This Friday, independent retailers across the country will shut down their websites, donate their profits to charity and plant trees as part of a renewed drive against the rabid consumerism encouraged by large online sellers offering deals for Black Friday.
About 85% of independent retailers will not participate this year in Black Friday, the day sellers claim to offer bargains and slash prices in an attempt to shore up custom before Christmas.
The number of retailers boycotting the event is the highest figure ever recorded by the British Independent Retailers Association (Bira) and comes as part of a growing movement against huge online shopping websites such as Amazon that has gained traction since the start of the pandemic.
“I am donating 10% of Black Friday weekend sales to my local food bank,” said Zoe Roberts, founder of Out of the Box Gifts, an eco-friendly gift box shop based in Cheshire. “There is more than one reason that I dislike Black Friday – the main one is that I think it encourages us to purchase things that we don’t need and therefore increases waste.”
Zoe Roberts, founder of gift box seller Out of the Box, will donate 10% of her Black Friday profits to a local food bank. Photograph: Sarah White

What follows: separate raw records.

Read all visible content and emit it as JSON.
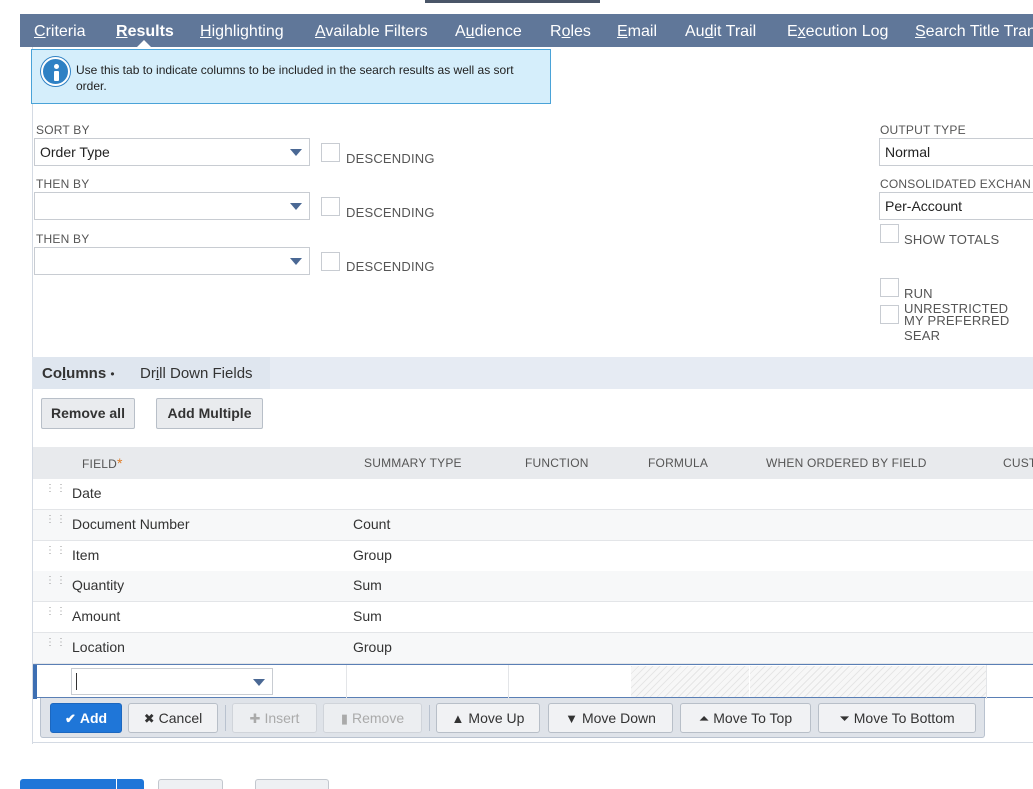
{
  "tabs": [
    {
      "pre": "",
      "u": "C",
      "post": "riteria",
      "active": false
    },
    {
      "pre": "",
      "u": "R",
      "post": "esults",
      "active": true
    },
    {
      "pre": "",
      "u": "H",
      "post": "ighlighting",
      "active": false
    },
    {
      "pre": "",
      "u": "A",
      "post": "vailable Filters",
      "active": false
    },
    {
      "pre": "A",
      "u": "u",
      "post": "dience",
      "active": false
    },
    {
      "pre": "R",
      "u": "o",
      "post": "les",
      "active": false
    },
    {
      "pre": "",
      "u": "E",
      "post": "mail",
      "active": false
    },
    {
      "pre": "Au",
      "u": "d",
      "post": "it Trail",
      "active": false
    },
    {
      "pre": "E",
      "u": "x",
      "post": "ecution Log",
      "active": false
    },
    {
      "pre": "",
      "u": "S",
      "post": "earch Title Tran",
      "active": false
    }
  ],
  "info": {
    "text": "Use this tab to indicate columns to be included in the search results as well as sort order."
  },
  "sort": {
    "sort_by_label": "SORT BY",
    "sort_by_value": "Order Type",
    "then_by_label_1": "THEN BY",
    "then_by_value_1": "",
    "then_by_label_2": "THEN BY",
    "then_by_value_2": "",
    "descending_label": "DESCENDING"
  },
  "options": {
    "output_type_label": "OUTPUT TYPE",
    "output_type_value": "Normal",
    "consolidated_label": "CONSOLIDATED EXCHAN",
    "consolidated_value": "Per-Account",
    "show_totals_label": "SHOW TOTALS",
    "run_unrestricted_label": "RUN UNRESTRICTED",
    "preferred_search_label": "MY PREFERRED SEAR"
  },
  "subtabs": {
    "columns_pre": "Co",
    "columns_u": "l",
    "columns_post": "umns",
    "bullet": "•",
    "drill_pre": "Dr",
    "drill_u": "i",
    "drill_post": "ll Down Fields"
  },
  "buttons": {
    "remove_all": "Remove all",
    "add_multiple": "Add Multiple"
  },
  "table": {
    "headers": {
      "field": "FIELD",
      "required_mark": "*",
      "summary_type": "SUMMARY TYPE",
      "function": "FUNCTION",
      "formula": "FORMULA",
      "when_ordered": "WHEN ORDERED BY FIELD",
      "custom": "CUSTO"
    },
    "rows": [
      {
        "field": "Date",
        "summary": ""
      },
      {
        "field": "Document Number",
        "summary": "Count"
      },
      {
        "field": "Item",
        "summary": "Group"
      },
      {
        "field": "Quantity",
        "summary": "Sum"
      },
      {
        "field": "Amount",
        "summary": "Sum"
      },
      {
        "field": "Location",
        "summary": "Group"
      }
    ],
    "drag_glyph": "⋮⋮"
  },
  "actions": {
    "add": "Add",
    "cancel": "Cancel",
    "insert": "Insert",
    "remove": "Remove",
    "move_up": "Move Up",
    "move_down": "Move Down",
    "move_to_top": "Move To Top",
    "move_to_bottom": "Move To Bottom"
  },
  "icons": {
    "add": "check-icon",
    "cancel": "x-icon",
    "insert": "plus-icon",
    "remove": "trash-icon",
    "move_up": "arrow-up-icon",
    "move_down": "arrow-down-icon",
    "move_to_top": "arrow-top-icon",
    "move_to_bottom": "arrow-bottom-icon"
  },
  "colors": {
    "tab_bar": "#607799",
    "primary_button": "#1f76d8",
    "info_background": "#d5eefb",
    "required_star": "#e07a22"
  }
}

She also wants to highlight how impossible it is for small businesses to compete with larger retailers on that day. “Small businesses tend to keep their prices fair all year round and therefore can’t afford to discount heavily just before the busiest time of the year.”
Other independent retailers, such as Surrey-based Shutter Jewellery and secondhand children’s and maternity clothes retailer Build a Bundle in Cumbria, will plant trees on Friday as an antidote to the waste created by consumerism. “I try to do whatever I can to reduce waste. I’ll be planting 100 trees to give back to the planet rather than padding to the overconsumption by tempting people to buy more than they want or need,” said Sophie de Taranto, owner of Shutter Jewellery.
The founders of Pantee, a sustainable underwear brand, plan to switch off their website. “The only people able to access our site will be engaged members of our community that have signed up to our mailing list and got a password… no sales, no impulse buying,” said co-founder Katie McCourt. “Our message this Black Friday is to stop and think before you buy. Is it something you love? Is it something you need?”
Birmingham-based jeweller and goldsmith Ruth Mary Chipperfield will be releasing a video on Friday giving tips on how to repair jewellery on her website, ruthmary.com. “On anti-Black Friday, I’m encouraging people to look inside their jewellery box and instead of buying new, have treasured pieces repaired,” she said. “I’m saying: look at the great things you already have. You don’t need to buy anything new. Actually, a really nice Christmas present for some people might be a ring they thought was broken, but gets snuck out of their jewellery box …….